━━ Data under study
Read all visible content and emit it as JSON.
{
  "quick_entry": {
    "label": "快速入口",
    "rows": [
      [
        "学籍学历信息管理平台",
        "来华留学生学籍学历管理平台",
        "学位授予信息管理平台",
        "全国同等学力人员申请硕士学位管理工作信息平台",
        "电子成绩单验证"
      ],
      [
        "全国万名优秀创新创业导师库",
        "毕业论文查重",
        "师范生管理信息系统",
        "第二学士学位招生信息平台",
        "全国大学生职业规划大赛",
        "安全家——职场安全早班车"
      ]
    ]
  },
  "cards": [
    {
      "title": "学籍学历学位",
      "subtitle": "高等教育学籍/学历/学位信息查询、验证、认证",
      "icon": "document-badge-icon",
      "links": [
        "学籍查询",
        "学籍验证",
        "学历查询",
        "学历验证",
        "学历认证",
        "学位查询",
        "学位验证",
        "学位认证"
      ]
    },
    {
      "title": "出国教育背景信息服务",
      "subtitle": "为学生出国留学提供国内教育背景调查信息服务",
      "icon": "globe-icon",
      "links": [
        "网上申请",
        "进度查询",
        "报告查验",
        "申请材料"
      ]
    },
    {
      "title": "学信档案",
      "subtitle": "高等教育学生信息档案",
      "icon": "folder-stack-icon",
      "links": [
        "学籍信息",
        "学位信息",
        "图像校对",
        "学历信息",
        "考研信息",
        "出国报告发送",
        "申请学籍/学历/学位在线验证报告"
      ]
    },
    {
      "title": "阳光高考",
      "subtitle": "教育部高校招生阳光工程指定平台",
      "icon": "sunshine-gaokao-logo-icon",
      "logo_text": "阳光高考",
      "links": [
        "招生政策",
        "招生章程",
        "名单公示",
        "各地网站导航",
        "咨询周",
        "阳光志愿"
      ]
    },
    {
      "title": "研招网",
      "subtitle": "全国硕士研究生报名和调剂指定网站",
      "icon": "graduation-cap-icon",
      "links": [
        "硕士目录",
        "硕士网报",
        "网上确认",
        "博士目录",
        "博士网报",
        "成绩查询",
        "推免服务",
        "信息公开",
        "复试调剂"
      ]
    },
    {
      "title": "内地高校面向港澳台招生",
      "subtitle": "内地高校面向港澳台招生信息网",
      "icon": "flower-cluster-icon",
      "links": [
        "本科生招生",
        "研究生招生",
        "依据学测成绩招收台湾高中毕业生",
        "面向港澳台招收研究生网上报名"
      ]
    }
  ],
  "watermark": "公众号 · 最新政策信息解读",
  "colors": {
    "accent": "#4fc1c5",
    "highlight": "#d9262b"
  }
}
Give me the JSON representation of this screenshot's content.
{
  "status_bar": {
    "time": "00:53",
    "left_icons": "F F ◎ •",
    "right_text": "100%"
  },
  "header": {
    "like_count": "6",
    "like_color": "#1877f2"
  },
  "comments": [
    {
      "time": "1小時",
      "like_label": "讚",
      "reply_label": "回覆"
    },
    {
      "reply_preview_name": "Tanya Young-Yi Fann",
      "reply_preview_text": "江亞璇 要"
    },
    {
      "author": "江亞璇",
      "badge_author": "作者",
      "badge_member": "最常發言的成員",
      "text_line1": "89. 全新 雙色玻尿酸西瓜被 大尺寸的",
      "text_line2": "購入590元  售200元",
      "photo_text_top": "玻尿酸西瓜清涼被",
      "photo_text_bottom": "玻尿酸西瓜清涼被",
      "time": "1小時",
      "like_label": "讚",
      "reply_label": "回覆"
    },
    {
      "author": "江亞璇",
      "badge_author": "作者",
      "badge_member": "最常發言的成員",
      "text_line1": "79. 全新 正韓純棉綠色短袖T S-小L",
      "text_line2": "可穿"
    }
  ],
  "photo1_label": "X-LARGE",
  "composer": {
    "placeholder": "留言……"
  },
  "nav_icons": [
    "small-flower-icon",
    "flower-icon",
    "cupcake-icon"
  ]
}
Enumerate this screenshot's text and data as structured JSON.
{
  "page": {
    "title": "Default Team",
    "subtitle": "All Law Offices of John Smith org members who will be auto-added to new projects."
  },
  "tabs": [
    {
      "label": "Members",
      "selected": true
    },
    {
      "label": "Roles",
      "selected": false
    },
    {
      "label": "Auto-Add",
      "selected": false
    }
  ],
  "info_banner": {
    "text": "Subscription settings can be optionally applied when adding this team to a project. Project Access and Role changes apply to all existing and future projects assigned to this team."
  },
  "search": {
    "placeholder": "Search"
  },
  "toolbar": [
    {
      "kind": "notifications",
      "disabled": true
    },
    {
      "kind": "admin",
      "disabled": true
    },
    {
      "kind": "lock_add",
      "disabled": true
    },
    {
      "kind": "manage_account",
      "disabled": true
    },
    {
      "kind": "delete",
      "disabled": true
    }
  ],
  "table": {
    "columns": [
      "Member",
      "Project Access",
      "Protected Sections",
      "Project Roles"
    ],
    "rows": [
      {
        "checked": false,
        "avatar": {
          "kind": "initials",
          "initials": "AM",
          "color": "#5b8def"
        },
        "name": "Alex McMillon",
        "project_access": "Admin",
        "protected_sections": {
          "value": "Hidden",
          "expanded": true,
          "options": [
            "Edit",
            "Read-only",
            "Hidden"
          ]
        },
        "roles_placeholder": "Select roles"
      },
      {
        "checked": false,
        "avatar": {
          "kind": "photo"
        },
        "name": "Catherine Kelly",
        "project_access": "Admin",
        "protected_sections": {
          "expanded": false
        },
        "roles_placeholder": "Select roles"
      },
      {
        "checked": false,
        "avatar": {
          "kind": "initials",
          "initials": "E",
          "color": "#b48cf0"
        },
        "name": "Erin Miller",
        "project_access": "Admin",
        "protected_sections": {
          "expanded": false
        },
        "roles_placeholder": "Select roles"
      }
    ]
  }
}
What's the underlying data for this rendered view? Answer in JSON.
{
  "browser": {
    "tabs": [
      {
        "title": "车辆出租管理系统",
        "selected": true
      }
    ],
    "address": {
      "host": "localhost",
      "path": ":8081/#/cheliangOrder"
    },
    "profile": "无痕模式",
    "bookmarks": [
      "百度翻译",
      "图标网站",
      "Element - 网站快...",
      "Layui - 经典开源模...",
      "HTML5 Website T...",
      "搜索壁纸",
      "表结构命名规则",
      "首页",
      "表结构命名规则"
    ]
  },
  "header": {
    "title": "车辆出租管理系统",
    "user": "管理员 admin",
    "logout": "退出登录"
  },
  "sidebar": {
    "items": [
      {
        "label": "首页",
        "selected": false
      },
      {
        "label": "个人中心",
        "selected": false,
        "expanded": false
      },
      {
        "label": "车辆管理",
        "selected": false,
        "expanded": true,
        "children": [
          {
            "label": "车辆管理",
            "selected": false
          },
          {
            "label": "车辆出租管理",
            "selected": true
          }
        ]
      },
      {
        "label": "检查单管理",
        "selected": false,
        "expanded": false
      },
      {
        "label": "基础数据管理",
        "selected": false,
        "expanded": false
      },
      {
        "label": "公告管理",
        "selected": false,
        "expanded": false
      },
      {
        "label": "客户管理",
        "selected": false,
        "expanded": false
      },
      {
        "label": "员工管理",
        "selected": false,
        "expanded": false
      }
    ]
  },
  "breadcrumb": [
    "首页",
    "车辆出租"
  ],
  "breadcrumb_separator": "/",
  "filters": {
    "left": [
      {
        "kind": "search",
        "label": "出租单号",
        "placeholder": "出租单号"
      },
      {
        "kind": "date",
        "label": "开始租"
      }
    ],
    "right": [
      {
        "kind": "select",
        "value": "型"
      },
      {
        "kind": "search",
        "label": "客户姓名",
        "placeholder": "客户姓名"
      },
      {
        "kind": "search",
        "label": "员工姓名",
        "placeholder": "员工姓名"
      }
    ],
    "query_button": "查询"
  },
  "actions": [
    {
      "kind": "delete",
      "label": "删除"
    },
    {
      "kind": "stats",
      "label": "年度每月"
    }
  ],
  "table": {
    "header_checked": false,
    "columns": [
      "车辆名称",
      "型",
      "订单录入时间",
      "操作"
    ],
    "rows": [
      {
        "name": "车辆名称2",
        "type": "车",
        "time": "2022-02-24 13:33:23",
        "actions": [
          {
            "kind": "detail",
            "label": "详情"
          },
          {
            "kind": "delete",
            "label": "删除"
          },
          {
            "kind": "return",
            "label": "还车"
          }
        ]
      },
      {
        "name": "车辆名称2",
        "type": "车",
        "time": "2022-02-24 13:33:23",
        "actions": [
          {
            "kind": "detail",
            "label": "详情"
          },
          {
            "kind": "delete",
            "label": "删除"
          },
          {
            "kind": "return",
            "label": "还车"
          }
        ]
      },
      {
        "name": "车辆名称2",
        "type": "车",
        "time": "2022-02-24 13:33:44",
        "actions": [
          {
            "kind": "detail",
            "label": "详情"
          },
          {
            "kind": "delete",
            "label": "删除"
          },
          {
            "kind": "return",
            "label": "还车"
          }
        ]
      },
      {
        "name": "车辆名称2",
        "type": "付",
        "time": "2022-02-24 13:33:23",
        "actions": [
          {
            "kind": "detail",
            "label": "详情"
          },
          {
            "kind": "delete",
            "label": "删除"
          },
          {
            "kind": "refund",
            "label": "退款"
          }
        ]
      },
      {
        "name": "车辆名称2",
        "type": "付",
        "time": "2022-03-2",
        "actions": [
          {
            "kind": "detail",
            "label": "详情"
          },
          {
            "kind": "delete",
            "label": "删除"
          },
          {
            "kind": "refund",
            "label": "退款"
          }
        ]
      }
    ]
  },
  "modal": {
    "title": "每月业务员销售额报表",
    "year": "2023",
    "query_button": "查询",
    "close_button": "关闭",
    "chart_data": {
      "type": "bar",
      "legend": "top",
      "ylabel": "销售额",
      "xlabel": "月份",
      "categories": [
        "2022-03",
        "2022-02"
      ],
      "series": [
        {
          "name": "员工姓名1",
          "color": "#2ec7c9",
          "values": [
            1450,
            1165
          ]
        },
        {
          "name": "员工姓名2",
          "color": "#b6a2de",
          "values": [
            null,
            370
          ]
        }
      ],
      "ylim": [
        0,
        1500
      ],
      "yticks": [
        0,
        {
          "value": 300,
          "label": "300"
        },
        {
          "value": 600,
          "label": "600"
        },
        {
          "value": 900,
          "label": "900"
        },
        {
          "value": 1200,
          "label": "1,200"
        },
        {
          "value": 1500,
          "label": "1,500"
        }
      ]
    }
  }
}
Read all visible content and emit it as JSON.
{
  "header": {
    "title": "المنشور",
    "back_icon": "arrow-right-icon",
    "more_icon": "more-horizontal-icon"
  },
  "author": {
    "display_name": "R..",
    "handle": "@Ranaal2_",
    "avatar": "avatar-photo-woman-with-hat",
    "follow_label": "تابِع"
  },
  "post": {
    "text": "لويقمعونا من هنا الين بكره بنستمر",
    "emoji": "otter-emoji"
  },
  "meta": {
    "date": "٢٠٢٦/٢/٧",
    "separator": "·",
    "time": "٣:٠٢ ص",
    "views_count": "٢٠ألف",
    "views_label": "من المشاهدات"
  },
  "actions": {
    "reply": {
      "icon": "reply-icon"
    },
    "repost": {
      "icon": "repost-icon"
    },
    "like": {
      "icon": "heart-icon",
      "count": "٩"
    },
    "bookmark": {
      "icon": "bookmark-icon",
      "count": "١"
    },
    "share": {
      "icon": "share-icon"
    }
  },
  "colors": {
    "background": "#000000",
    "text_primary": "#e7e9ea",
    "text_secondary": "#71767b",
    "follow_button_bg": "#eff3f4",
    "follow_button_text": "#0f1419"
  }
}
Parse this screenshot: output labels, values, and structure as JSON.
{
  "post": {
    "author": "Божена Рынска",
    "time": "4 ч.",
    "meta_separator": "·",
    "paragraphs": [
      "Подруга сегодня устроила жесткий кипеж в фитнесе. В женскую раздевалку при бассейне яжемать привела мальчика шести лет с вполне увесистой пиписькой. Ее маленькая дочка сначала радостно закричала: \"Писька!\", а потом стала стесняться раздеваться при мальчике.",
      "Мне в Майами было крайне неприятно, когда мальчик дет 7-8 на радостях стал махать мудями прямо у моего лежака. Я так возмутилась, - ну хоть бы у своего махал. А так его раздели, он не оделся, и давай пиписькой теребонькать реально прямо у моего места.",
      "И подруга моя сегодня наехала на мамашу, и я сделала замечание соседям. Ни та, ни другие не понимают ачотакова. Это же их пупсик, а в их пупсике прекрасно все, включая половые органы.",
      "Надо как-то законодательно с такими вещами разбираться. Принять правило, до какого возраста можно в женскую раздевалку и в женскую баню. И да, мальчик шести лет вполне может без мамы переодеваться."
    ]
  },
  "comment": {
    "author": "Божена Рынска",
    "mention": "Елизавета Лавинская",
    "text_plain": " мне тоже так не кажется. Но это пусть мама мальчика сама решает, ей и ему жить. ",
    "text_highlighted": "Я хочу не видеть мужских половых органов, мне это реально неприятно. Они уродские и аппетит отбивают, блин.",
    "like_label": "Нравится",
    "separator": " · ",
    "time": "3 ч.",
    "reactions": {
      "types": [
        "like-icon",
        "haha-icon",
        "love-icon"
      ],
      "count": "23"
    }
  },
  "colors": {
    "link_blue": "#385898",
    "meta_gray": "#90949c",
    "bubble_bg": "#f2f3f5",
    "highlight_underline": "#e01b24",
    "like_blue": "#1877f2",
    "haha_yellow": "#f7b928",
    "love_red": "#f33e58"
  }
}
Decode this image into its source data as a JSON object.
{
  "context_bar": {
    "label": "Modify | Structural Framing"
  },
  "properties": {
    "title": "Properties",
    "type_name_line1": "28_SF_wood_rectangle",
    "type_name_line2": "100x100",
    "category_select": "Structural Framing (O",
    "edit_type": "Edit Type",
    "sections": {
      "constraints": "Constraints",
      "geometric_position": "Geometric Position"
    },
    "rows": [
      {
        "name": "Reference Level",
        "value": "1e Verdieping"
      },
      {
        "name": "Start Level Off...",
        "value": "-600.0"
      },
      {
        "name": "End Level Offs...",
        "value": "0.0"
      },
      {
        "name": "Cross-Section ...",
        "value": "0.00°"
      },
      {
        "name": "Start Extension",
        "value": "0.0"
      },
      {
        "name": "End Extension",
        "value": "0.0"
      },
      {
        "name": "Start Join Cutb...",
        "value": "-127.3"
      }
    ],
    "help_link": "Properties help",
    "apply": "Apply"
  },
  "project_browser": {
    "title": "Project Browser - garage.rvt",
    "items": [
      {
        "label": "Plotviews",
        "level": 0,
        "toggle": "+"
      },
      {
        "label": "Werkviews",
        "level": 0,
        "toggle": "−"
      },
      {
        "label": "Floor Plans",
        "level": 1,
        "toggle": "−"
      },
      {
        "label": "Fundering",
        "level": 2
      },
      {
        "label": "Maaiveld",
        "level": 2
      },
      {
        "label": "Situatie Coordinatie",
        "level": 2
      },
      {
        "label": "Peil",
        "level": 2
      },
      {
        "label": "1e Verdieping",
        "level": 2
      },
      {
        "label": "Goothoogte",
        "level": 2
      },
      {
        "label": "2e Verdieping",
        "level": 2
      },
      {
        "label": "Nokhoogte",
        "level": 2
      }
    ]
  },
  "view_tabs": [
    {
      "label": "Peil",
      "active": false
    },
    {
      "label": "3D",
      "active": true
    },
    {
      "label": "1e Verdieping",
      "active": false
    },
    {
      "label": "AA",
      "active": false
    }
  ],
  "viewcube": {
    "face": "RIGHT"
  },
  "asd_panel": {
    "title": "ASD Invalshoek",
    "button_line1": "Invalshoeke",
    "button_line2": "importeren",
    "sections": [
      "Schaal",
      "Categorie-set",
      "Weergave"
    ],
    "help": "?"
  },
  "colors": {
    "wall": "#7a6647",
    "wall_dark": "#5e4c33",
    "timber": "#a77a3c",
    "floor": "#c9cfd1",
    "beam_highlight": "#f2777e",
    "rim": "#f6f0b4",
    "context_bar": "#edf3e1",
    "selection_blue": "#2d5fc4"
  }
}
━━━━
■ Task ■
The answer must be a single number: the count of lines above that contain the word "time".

■ Exercise result ■
11